Some of my favorite quotes from the book:
“If you want a garden – You’ve got to dream a garden.”
“You are so much a part of me, that if you were taken away, I think it would seem that you just went on with me. And I’m sure if I were the one taken I would go on with you, remembering all you had been to me.”
“It was the only old home the children had ever known. There ought to be a home for children to come to, - and their children, - a central place, to which they could always bring their joys and sorrows – an old familiar place for them to return to on Sundays and Christmases. An old home ought always to stand like a mother with open arms. It ought to be here waiting for the children to come to it, - like homing pigeons.”
“Grace was loath to accept the decision. ‘As I said, I’m sorry. You owe it to yourself, if you possibly can go. Your life has been so narrow, Mother . . . just here, all the time. You ought to get out now and see things.’
Unwittingly, as so often she did, Grace had hurt her Mother’s feelings. For a moment Abbie nursed her little hurt, and then she said quietly, ‘You know Grace, its queer, but I don’t feel narrow. I feel broad. How can I explain it to you, so you would understand? I’ve seen everything . . . and I’ve hardly been away from this yard. I’ve seen the sun set behind the Alps over there when the clouds have been piled up on the edge of the prairie. I’ve seen the ocean billows in the rise and fall of the prairie grass. I’ve seen history in the making . . . three ugly wars flare up and die down. I’ve sent a lover and two brothers to one, a son and son-in-law to another and two grandsons to the other. I’ve seen the feeble beginnings of a raw state and the civilization that developed there, and I’ve been part of the beginning and part of the growth. I’ve married . . . and borne children and looked into the face of death. Is childbirth narrow, Grace? Or marriage? Or death? When you’ve experienced all of those things, Grace, the spirit has traveled although the body has been confined. I think travel is a rare privilege and I’m glad you can have it. But not every one who stays at home is narrow and not every one who travels is broad. I think if you understand humanity . . . can sympathize with every creature . . . can put yourself into the personality of every one . . . you’re not narrow . . . you’re broad.’”

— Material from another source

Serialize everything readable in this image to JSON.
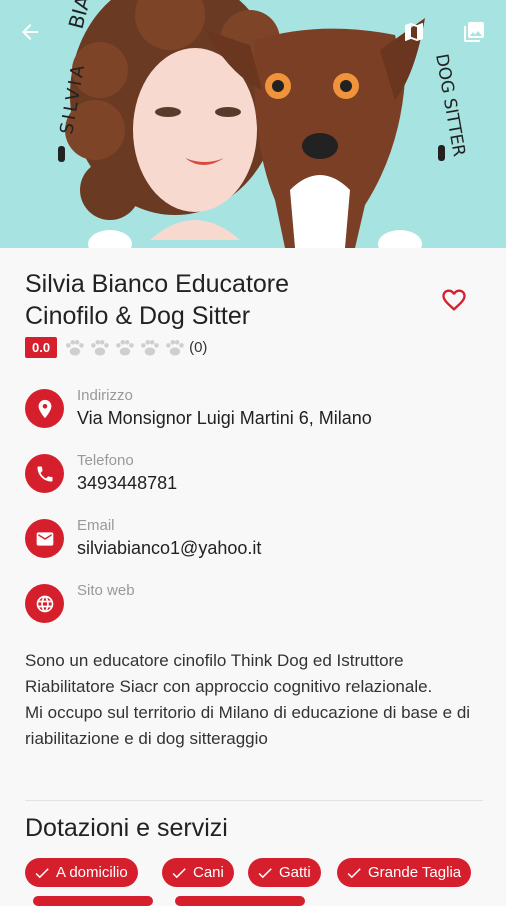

Overall, A Lantern in her Hand is a classic pioneer tale that also is a wonderful tale of a mother. I loved reading it again.

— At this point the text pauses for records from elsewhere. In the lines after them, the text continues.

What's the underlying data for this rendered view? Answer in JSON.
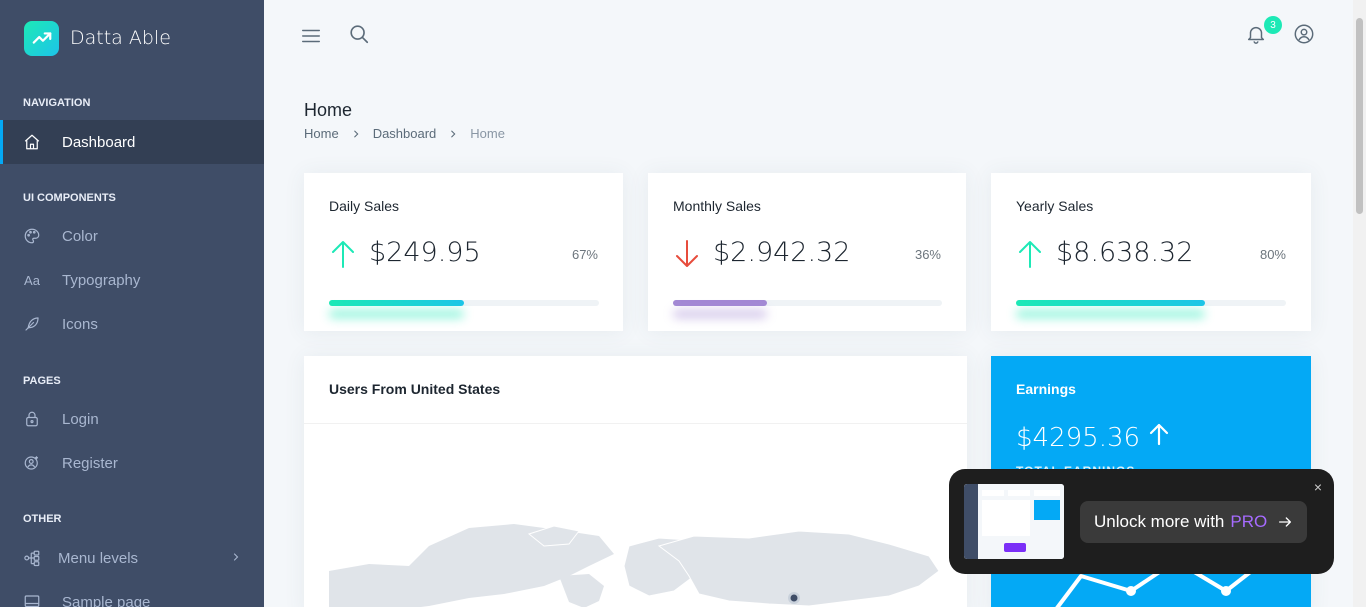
{
  "brand": {
    "name": "Datta Able"
  },
  "sidebar": {
    "sections": [
      {
        "caption": "NAVIGATION"
      },
      {
        "caption": "UI COMPONENTS"
      },
      {
        "caption": "PAGES"
      },
      {
        "caption": "OTHER"
      }
    ],
    "items": [
      {
        "label": "Dashboard",
        "icon": "home-icon",
        "active": true
      },
      {
        "label": "Color",
        "icon": "palette-icon"
      },
      {
        "label": "Typography",
        "icon": "typography-icon"
      },
      {
        "label": "Icons",
        "icon": "feather-icon"
      },
      {
        "label": "Login",
        "icon": "lock-icon"
      },
      {
        "label": "Register",
        "icon": "user-plus-icon"
      },
      {
        "label": "Menu levels",
        "icon": "menu-levels-icon"
      },
      {
        "label": "Sample page",
        "icon": "sample-page-icon"
      }
    ]
  },
  "header": {
    "notification_count": "3"
  },
  "page": {
    "title": "Home",
    "breadcrumb": [
      "Home",
      "Dashboard",
      "Home"
    ]
  },
  "sales_cards": [
    {
      "title": "Daily Sales",
      "amount": "$249.95",
      "percent": "67%",
      "trend": "up",
      "progress": 0.5,
      "color": "#1de9b6"
    },
    {
      "title": "Monthly Sales",
      "amount": "$2.942.32",
      "percent": "36%",
      "trend": "down",
      "progress": 0.35,
      "color": "#a389d4"
    },
    {
      "title": "Yearly Sales",
      "amount": "$8.638.32",
      "percent": "80%",
      "trend": "up",
      "progress": 0.7,
      "color": "#1de9b6"
    }
  ],
  "users_card": {
    "title": "Users From United States"
  },
  "earnings_card": {
    "title": "Earnings",
    "amount": "$4295.36",
    "label": "TOTAL EARNINGS",
    "color": "#04a9f5"
  },
  "promo": {
    "text": "Unlock more with",
    "highlight": "PRO",
    "close": "×"
  }
}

Book Source: An original copy from 1928 that I picked up at an antique store earlier in my life.